For some forms of assessment (hand written assignments, art works, laboratory notes, etc.) hard copy submission is appropriate when approved by the Associate Dean (Education). Hard copy submissions must utilise the Assignment Cover Sheet. Please keep a copy of tasks completed for your records.
Late submission of assessment tasks without an extension is penalised at the rate of 5% of the possible marks available per working day or part thereof. Late submission of assessment tasks is not accepted after 10 working days after the due date, or on or after the date specified in the course outline for the return of the assessment item. Late submission is not accepted for take-home examinations.
Referencing RequirementsAccepted academic practice for referencing sources that you use in presentations can be found via the links on the Wattle site, under the file named “ANU and College Policies, Program Information, Student Support Services and Assessment”. Alternatively, you can seek help through the Students Learning Development website.
Assignments will be marked and returned as soon as possible, no later than the dates indicated on Turnitin.
Extensions and PenaltiesExtensions and late submission of assessment pieces are covered by the Student Assessment (Coursework) Policy and Procedure The Course Convener may grant extensions for assessment pieces that are not examinations or take-home examinations. If you need an extension, you must request an extension in writing on or before the due date. If you have documented and appropriate medical evidence that demonstrates you were not able to request an extension on or before the due date, you may be able to request it after the due date.
Distribution of grades policyAcademic Quality Assurance Committee monitors the performance of students, including attrition, further study and employment rates and grade distribution, and College reports on quality assurance processes for assessment activities, including alignment with national and international disciplinary and interdisciplinary standards, as well as qualification type learning outcomes. Since first semester 1994, ANU uses a grading scale for all courses. This grading scale is used by all academic areas of the University.
Support for studentsThe University offers students support through several different services. You may contact the services listed below directly or seek advice from your Course Convener, Student Administrators, or your College and Course representatives (if applicable).
- ANU Health, safety & wellbeing for medical services, counselling, mental health and spiritual support
- ANU Diversity and inclusion for students with a disability or ongoing or chronic illness
- ANU Dean of Students for confidential, impartial advice and help to resolve problems between students and the academic or administrative areas of the University
- ANU Academic Skills and Learning Centre supports you make your own decisions about how you learn and manage your workload.
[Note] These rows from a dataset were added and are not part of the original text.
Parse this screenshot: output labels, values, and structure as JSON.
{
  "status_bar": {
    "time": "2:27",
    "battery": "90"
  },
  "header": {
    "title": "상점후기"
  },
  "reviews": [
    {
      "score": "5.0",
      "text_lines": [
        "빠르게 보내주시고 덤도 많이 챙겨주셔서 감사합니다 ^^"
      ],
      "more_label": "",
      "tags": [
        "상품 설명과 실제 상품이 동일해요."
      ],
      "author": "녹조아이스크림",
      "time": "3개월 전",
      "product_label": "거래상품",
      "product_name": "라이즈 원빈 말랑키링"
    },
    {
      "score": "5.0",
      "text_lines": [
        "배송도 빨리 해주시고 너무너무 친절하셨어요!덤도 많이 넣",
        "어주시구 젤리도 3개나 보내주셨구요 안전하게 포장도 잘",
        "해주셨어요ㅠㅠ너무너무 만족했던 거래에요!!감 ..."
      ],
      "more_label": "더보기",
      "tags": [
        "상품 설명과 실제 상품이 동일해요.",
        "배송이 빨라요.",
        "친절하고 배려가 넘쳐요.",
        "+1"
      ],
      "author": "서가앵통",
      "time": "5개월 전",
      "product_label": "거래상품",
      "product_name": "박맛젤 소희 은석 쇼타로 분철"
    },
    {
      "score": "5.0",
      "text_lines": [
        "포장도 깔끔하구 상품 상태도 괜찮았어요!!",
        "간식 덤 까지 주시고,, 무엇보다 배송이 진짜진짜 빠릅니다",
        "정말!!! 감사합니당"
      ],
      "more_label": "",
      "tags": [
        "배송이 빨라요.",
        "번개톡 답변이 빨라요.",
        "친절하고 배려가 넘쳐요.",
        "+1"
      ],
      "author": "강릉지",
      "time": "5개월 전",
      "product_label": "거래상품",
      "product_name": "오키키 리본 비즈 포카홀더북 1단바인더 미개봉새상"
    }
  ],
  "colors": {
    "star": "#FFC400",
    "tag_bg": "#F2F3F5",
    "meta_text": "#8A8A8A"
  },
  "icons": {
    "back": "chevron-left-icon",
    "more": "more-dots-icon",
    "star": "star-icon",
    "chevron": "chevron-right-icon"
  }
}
- ANU Counselling Centre promotes, supports and enhances mental health and wellbeing within the University student community.
- ANUSA supports and represents undergraduate and ANU College students
- PARSA supports and represents postgraduate and research students